But sometimes they illustrate more than can be seen at first sight.
That’s it – plain and simple, and yet it can be so much more complex.
/ Often however photos are accompanied by words.
They change our perception of things and images.
The knowledge of Elke Gärtner’s disease is the key
that opens Sibylle Fendt’s work to our wider understanding.
/ Looking shy and introverted, in an empty hall,
which is lit up but still quite dark and shady,
a woman is gazing at the floor.
It may not be cold in this room,
but it looks as if she is shivering nonetheless and holding on to herself for reassurance.
/ Memories disappear, they vanish bit by bit. Places and streets be-come unfamiliar,
as do objects and loved ones. Even the present starts becoming something that is unfamiliar.
/ Nothing is tangible, there is nothing to hold on to, everything seems dislocated.
Life becomes an approxi¬mation and the gaping hole is filled with something
that is known as fear. And this fear starts to spread and multiply.
/That is how it might feel, deep inside. And in situations like this it helps,
if someone is there. /That woman is like a child now and is happy that someone is there.
She senses that she is being touched. That is something that will last.
It helps to deal with the disorientating and fear-ridden loneliness.
So often photographs depict the obvious misfortune of others by showing shocking images.

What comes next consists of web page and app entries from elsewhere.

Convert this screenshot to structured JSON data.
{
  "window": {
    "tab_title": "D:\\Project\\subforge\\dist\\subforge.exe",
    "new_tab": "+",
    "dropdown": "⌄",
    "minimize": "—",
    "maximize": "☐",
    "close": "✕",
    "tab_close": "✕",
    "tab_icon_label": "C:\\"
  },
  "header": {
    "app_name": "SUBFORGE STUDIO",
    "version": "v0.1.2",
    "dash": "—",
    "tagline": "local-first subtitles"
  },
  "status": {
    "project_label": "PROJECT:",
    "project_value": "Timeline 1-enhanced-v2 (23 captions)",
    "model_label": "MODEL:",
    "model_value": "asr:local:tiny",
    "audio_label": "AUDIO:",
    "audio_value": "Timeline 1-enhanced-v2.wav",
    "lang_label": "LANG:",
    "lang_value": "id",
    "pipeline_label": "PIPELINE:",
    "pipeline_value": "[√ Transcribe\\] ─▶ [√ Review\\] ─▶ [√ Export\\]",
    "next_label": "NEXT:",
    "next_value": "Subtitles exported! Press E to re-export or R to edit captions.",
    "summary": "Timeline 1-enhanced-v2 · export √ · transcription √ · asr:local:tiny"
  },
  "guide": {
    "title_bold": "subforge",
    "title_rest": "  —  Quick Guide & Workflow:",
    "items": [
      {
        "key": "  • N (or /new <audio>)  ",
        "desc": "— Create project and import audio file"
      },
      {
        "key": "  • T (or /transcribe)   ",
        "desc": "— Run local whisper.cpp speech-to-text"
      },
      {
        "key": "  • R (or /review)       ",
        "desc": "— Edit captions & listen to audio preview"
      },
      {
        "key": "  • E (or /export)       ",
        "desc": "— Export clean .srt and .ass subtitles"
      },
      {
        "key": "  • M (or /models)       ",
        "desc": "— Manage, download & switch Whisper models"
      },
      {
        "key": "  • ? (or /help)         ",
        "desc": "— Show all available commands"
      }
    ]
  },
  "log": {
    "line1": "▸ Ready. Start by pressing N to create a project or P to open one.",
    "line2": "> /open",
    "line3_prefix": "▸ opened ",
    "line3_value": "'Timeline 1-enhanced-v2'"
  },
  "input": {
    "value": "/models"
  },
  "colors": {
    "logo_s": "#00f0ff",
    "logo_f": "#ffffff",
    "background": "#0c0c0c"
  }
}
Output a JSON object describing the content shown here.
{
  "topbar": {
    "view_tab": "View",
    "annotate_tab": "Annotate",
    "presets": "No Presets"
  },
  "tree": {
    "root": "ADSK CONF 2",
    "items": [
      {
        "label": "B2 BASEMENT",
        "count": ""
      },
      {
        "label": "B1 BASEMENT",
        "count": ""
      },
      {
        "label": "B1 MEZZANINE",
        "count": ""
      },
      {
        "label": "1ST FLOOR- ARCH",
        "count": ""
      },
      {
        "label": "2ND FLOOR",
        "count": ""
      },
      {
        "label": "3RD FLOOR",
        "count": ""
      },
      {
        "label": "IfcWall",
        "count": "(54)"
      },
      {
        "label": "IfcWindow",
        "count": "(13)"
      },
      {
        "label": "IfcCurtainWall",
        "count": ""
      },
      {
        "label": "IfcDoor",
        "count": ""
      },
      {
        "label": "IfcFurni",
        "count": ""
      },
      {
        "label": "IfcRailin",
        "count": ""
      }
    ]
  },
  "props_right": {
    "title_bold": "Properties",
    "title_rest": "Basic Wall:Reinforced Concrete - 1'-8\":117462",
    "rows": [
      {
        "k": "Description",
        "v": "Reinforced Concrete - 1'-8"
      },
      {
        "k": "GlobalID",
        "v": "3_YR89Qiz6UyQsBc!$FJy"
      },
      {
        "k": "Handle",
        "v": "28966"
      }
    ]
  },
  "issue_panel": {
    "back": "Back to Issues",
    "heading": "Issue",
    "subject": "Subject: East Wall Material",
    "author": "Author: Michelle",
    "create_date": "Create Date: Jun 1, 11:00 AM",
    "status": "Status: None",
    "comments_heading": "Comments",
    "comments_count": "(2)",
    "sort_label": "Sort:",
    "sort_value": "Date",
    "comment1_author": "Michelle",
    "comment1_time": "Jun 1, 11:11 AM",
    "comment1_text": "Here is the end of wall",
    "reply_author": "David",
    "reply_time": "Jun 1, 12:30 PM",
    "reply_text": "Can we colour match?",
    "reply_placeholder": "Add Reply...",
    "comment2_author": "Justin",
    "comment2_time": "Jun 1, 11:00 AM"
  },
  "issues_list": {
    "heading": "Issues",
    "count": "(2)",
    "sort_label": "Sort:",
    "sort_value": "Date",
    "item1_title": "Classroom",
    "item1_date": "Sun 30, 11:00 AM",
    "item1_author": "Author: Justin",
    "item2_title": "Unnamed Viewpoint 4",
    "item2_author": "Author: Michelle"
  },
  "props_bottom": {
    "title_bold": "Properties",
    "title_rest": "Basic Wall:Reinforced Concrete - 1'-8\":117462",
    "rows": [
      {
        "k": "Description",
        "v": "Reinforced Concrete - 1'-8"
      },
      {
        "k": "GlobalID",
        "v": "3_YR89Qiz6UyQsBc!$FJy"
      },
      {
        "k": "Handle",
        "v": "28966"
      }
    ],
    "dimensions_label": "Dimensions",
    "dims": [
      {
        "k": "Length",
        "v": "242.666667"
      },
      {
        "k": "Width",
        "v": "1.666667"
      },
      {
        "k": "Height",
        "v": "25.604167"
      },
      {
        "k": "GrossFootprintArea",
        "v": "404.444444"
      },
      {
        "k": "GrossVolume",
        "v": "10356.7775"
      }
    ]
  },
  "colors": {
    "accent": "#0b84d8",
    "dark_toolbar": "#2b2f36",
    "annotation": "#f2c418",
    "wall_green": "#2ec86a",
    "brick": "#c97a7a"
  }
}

And in pictures like that it is not ourselves we are looking at – we are not the starving body,
we are not the people, who appear to be so different to ourselves.
The stimulus is overpowering, the distance is too great,
we avert our gaze without really being deeply moved by what we have seen.
/ Sibylle Fendt’s photos, if at all,
only very cautiously depict the everyday hardship that life entails
for people suffering from dementia and their relatives.
/ A plaster on a shinbone, a burn on a hand –
they both hint at the dangers that Elke Gärtner is continuously surrounded by,
because she is no longer able to take care of herself.
/ And so Lothar Gärtner takes responsibility for her,
continuously, re¬lentlessly, 24 hours a day, until – despite all his efforts –
a mishap occurs that cannot be prevented.
/ And all the time it is clear that one of them is going to outlive the other.
But time will pass until then.
And so the two Gärtners set out on their last journey together.
Courageous indeed, but also upsetting.
/ Husband and mobile home become the last anchors of stability in this woman’s life
/ He holds her tight. And long after she has lost the ability to speak,
she writes down a simple sentence on a notepad.
A note that is presumably addressed to him.
The sentence is repeated three times:
I want you to be.
We rarely hear about the kind of love
that is evident in these pictures.
It is very well observed whilst avoiding sentimentality.
It has an element of everyday love about it,
but at the same time it is also something very special.
And that is when we think, this is how things might be and this is real.
Looking at photographs, we easily could get the impression that they tell us stories.
Stories about life and death, stories about little moments and big events.
Just by looking at photographs we travel to different continents,
we look in the eyes of strangers, and see catastrophes and poverty.
Photographs fulfill our need to follow up our curiosity,
without being restricted by societies unwritten laws.
We see faces, we see eyes, we see private spaces.
We look and see without the necessity of contact.
We might even experience the illusion of intimacy.
Photographs allow us to see everything we want to see,
without taking any risks.
Many times we use photographs to depict the world as a curiosity cabinet,
populated by humans whom we believe to be different from us and we call them freaks.
Look at the fat one, look at the sick one, look at the poor one,
but we are different, yes we are different.
But we are not.
The old lady in her wheelchair detected the little stone
and asked me to pick it up for her.
She kept the stone in her hands for a while.
Then she dropped it to the ground.
Smooth little round stone,
I found you in my pocket today.